And here’s what Guido said “: “There’s a nod to paganism…and the idea of getting back to nature,” said Guido Palau of his basket-woven hairpieces, which looked like the sewn-together husks of one’s childhood cornhusk dolls. “There are a lot of artisanal straw elements in the dresses and collars,” he added, explaining the look”.

And also...

Also special mention goes to Orlando Pit for his inspiring homage to Bettie Page. It’s such a simple idea but so well executed. Makes me want to invest in some clip on bangs.

And lastly...

And lastly, to the model with the most drastic hair change Carmen Kass pictured above. Her big chop came just before the Balmain show by one of my favourite hairstylist Sam McKnight. But wait there’s more, then she had Guido colour her red just before the Louis Vuitton show.

To read more of my hair reviews of other fashions weeks click here.



Melbourne's own Abbey Lee Kershaw keeps popping up on my radar which isn't that hard considering she everywhere at the moment. And I must say that I'm really digging her new haircut and colour.

For more hair inspiration from Abbey Lee click here.



I’m seeing loads of these big retro fringes (or big bangs if you like) around at the moment and I have a theory, that this kind of particular fringe seems to have it’s roots in late 60s perhaps early 70s. Hear me out, all of the Rollingstone girlfriends had them —Marianne Faithfull (pictured above), Anita Pallenberg, Pattie Boyd—had those big fringes with mystic rock cred. In France, très chic singers such as Jane Birkin and Françoise Hardy peered out from beneath deep heavy cut brunette bangs, forever imbuing the style with a touch of je ne sais quoi.

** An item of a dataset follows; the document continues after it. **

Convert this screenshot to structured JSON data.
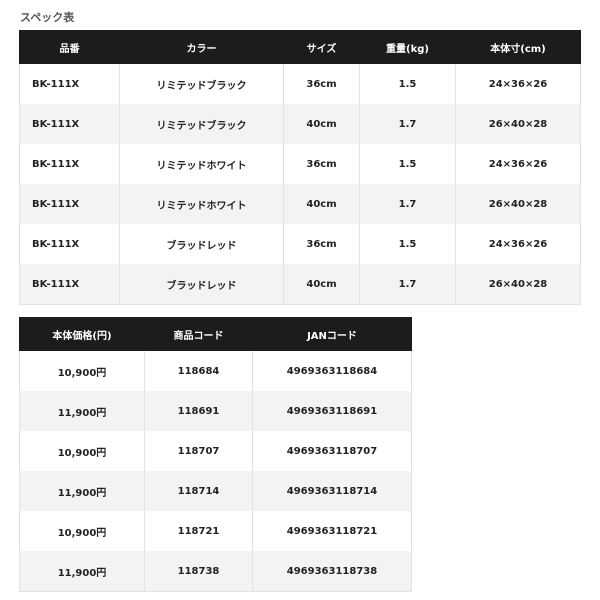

Now back in the 21st century it seems actress Zooey Deschanel and Anne Hathaway are paying tribute to a bygone era. So to models Freya Beha Erichsen, Jamie bochert, Lou doillion and Irina Lazareanu. The photo below of Abbet lee Kershaw is a dead-ringer for Marianne Faithful.

Quick history of the fringe or bangs.

The “invention” of bangs as a women’s hairstyle is generally credited to a musician/hairstylist named Ziryab from Spain in the ninth century and introduced a wildly popular short-in-the-front, long-at-the-sides coiffure.

And so it began with a bang, not a whimper. Why do they call it bangs?

Pictured above Marianne Fathful, Abbey Lee Kershaw, Paty Boyd. Natasha Khan, Irina Lazareanu, Jane Birkin, Françoise Hardy, Chan Marshal (Cat Power), Anne Hathaway and Zooey Deschanel.